This fall’s two morning tally included 43 mallards, 15 Canadas and a blue-morph phase snow goose that resembles the Emperor goose of the Aleutian Islands.
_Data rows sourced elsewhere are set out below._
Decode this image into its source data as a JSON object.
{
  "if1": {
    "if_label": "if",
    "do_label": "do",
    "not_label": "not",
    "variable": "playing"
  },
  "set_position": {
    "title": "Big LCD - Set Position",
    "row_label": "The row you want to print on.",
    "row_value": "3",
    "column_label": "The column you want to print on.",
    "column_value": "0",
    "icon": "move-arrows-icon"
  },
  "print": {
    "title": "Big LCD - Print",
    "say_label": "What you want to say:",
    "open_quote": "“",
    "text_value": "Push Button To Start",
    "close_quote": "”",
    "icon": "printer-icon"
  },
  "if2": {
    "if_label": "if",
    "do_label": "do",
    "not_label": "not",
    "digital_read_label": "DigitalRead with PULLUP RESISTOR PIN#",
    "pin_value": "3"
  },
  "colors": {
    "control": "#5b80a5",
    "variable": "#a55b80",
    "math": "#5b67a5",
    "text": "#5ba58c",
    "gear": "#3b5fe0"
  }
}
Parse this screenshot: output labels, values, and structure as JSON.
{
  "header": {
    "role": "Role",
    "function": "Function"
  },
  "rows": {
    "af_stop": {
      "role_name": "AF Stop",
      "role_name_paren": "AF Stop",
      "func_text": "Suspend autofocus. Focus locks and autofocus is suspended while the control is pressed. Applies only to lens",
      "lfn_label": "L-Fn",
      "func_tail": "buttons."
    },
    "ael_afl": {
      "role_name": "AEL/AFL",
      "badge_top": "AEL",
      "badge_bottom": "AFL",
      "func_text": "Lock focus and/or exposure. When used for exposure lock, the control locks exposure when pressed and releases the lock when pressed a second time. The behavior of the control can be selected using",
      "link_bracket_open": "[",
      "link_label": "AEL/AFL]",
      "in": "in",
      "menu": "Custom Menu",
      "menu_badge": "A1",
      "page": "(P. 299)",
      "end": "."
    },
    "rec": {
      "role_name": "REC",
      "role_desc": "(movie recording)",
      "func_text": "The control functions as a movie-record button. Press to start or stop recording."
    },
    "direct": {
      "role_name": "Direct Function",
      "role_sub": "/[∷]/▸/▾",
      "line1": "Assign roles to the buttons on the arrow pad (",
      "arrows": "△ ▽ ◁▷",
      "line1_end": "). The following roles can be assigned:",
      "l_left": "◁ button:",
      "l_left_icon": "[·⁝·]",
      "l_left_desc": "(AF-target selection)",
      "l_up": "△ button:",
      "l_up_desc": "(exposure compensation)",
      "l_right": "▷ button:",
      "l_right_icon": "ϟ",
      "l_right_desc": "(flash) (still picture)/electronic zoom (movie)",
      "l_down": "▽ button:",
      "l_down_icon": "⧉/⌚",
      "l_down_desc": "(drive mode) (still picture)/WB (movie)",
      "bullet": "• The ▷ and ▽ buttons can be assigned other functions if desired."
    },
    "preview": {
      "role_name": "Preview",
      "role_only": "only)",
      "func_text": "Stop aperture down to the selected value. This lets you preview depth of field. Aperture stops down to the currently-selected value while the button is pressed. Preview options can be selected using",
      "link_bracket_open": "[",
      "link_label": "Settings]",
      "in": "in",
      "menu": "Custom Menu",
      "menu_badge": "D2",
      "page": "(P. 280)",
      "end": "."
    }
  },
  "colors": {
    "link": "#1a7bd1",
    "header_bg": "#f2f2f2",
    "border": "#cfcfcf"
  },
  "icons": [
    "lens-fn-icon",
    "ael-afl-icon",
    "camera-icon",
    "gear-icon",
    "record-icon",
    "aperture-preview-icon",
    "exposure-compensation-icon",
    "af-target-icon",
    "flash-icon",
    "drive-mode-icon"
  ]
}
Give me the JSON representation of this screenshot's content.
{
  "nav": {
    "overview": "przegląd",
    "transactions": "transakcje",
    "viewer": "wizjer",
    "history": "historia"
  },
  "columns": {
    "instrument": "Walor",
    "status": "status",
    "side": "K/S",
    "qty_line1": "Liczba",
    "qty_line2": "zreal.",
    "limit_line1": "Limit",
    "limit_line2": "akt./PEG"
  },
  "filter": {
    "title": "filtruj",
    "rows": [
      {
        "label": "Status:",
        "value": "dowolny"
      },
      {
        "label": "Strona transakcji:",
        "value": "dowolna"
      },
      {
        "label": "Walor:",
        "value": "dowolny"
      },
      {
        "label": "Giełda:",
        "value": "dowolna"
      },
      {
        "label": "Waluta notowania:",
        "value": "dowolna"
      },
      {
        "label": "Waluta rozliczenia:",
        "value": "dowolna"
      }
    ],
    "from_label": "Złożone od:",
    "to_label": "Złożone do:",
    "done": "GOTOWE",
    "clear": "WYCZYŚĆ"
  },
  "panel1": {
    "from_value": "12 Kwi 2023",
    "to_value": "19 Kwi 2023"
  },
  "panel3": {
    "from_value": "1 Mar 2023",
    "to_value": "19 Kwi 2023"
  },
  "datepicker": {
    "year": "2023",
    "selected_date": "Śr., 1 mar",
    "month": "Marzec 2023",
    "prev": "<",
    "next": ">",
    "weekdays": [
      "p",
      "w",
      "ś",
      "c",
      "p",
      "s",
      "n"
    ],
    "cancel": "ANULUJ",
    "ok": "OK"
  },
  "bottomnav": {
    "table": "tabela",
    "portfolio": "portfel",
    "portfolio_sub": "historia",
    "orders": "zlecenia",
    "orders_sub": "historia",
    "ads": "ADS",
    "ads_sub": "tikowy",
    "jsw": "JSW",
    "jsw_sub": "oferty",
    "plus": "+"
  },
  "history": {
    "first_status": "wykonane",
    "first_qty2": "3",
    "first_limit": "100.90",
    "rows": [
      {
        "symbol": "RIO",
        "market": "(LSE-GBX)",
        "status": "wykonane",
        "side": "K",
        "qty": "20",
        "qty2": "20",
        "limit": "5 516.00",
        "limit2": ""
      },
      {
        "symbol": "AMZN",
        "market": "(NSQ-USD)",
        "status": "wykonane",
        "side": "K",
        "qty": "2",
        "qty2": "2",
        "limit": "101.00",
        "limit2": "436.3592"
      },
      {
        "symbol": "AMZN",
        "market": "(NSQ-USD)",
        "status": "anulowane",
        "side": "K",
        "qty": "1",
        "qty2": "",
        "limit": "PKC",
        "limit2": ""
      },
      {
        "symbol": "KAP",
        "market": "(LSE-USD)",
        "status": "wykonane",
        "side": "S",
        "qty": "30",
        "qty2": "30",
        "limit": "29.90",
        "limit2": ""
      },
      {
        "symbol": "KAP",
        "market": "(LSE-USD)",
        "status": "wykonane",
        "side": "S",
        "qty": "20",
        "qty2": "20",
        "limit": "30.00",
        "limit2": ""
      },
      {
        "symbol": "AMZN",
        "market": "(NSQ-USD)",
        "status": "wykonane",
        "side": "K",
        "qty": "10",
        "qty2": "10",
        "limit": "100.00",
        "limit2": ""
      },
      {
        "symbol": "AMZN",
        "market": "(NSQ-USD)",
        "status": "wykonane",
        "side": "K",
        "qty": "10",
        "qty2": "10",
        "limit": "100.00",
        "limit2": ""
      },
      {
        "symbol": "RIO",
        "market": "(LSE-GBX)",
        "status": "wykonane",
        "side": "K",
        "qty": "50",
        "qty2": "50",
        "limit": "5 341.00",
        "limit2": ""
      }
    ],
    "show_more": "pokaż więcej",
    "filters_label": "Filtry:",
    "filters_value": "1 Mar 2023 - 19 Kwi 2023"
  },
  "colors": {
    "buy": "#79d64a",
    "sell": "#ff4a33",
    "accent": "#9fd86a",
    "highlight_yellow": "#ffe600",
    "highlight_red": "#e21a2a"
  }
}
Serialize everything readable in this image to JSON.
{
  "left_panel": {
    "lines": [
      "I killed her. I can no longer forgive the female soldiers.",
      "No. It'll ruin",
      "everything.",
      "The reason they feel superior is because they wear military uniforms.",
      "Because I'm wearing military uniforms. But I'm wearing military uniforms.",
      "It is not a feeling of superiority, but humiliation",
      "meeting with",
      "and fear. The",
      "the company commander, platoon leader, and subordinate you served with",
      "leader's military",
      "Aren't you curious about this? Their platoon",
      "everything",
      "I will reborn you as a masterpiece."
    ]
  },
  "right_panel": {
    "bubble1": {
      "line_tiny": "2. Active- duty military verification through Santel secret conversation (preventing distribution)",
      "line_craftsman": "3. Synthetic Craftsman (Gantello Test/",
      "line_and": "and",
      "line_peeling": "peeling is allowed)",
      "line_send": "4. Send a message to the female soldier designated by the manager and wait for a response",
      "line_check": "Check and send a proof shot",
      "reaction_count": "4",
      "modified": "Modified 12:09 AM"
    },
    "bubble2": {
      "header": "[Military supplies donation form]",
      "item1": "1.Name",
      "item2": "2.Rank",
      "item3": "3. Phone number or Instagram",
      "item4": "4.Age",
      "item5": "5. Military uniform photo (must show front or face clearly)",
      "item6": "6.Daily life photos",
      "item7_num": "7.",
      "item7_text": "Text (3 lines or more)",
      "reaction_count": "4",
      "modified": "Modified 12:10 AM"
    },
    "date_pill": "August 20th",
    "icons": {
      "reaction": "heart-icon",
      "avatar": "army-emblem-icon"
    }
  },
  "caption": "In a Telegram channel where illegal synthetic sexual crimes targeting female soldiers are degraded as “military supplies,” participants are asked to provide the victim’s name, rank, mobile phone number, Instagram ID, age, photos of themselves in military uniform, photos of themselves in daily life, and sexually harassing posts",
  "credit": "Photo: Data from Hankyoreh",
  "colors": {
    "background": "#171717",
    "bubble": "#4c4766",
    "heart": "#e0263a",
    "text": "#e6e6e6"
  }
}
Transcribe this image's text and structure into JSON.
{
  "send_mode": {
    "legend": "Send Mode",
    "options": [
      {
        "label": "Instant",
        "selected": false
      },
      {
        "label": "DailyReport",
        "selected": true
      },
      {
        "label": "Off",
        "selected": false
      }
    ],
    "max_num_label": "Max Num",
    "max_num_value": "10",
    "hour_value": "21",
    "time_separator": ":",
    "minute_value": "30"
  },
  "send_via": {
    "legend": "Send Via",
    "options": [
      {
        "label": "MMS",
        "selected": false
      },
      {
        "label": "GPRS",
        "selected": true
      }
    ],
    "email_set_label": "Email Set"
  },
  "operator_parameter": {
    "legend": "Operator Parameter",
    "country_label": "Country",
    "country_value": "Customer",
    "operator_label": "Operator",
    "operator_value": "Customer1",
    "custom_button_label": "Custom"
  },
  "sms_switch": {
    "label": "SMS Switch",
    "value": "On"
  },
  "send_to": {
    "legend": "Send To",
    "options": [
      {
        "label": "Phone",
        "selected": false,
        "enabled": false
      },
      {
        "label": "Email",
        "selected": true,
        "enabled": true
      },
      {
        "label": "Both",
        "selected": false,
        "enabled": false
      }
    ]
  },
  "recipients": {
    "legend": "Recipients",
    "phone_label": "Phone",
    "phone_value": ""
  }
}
Shared amongst the four of us that were hunting, the bounty amounts to a priceless dinner, at least one a month for each of us, until we meet up again next season.


And on that note, I have to confess that I live a charmed life.

You see, a few years ago, while I was doing fishing seminars at the Cabela’s main office store in Winnipeg, a gentleman came up after my presentation, introduced himself as Lorne Ross, and gave me a bottle of his homemade maple syrup.  That was reward enough, but then Lorne said, “If you’d ever like to bring your grandson, Liam, over for a fall waterfowl hunt, I’d love to take you guys out.”

I remember exactly what I chuckled in reply …. “Be careful what you say, Lorne, I just might take you up on your offer.”


And from that one chance meeting a lasting friendship has flourished.  I should mention, too, that Lorne is the chair of the Winnipeg trap and skeet club’s Junior trap program.  He also won the Honolulu trap handicap event a few years back when he and his wife, Gwen, vacationed one winter in Hawaii.  So, let’s just say, he is not too shabby a shot when it comes to pulling the trigger on a shotgun.

Liam and Lorne with part of the morning’s harvest

And living in Stonewall, Manitoba, a short drive north of Winnipeg, near the famous Oak Hammock Marsh, he has had plenty of opportunity to do just that.  Often with his good friend, Charlie Ross, who, though he shares the same last name, is not related.


Liam and I first met Charlie last autumn when we hunted with him and Lorne and it was nothing short of spell binding – thrilling really – to watch Charlie and his prized black lab, Pink, work like a well oiled machine.

Unfortunately, Pink is growing old, so she didn’t join us in the field this year.  That meant we recruited Liam to pick up the slack, and with thousands of birds piling down from the north country, he got a workout.

But the hit of the weekend was watching and listening to Charlie and Lorne’s nephew, Dustin Kerr, work the numerous duck and goose calls that they wore around their necks.

Dustin Kerr talking to the ducks and geese from his layout blind

Because there were so few hunters in the fields, the birds were leisurely taking to the air each morning, with an almost unlimited choice of recently combined wheat and barley fields in which to dine.  Even though our spread of decoys must have looked impressive from the air, the fact that there were so many live birds in the neighbouring fields around us, meant we had plenty of “real” quacking and honking competition.

But it didn’t matter.

As soon as we spotted a flock of ducks or geese in the distance, Charlie and Dustin would start pleading with the birds to come our way.  And that is what they did, time after time, after time.

In fact, on several occasions a flock of birds would fly over us, well out of range, zeroed in on a neighbouring field, but as soon the two Dr. Doolittles started squawking we would watch the birds tilt their wings, look back in our direction and make an immediate 180-degree course correction.  Then they folded their wings backward, stuck out their feet and came barrelling in for a landing.

Even more impressive was watching Charlie and Dustin coaxed a flock to turn around and come right back, after we had dropped two or three of their buddies.  If I hadn’t seen with my own eyes I would not have believed it.  But the boys were speaking the language and it was spellbinding to see.